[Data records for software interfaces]
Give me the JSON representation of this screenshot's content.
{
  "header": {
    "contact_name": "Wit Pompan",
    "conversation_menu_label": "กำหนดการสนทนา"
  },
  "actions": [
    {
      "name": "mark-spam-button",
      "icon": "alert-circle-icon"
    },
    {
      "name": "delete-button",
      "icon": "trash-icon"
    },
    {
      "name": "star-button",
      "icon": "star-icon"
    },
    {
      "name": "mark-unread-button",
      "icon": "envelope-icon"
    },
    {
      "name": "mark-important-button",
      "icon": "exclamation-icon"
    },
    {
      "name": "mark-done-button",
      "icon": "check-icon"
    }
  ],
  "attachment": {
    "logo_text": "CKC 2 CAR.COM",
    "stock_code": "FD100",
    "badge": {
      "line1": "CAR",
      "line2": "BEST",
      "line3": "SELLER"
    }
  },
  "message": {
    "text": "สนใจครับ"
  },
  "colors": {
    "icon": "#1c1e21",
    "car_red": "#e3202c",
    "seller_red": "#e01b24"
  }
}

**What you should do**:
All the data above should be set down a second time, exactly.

**Result of this exercise**:
Give me the JSON representation of this screenshot's content.
{
  "header": {
    "contact_name": "Wit Pompan",
    "conversation_menu_label": "กำหนดการสนทนา"
  },
  "actions": [
    {
      "name": "mark-spam-button",
      "icon": "alert-circle-icon"
    },
    {
      "name": "delete-button",
      "icon": "trash-icon"
    },
    {
      "name": "star-button",
      "icon": "star-icon"
    },
    {
      "name": "mark-unread-button",
      "icon": "envelope-icon"
    },
    {
      "name": "mark-important-button",
      "icon": "exclamation-icon"
    },
    {
      "name": "mark-done-button",
      "icon": "check-icon"
    }
  ],
  "attachment": {
    "logo_text": "CKC 2 CAR.COM",
    "stock_code": "FD100",
    "badge": {
      "line1": "CAR",
      "line2": "BEST",
      "line3": "SELLER"
    }
  },
  "message": {
    "text": "สนใจครับ"
  },
  "colors": {
    "icon": "#1c1e21",
    "car_red": "#e3202c",
    "seller_red": "#e01b24"
  }
}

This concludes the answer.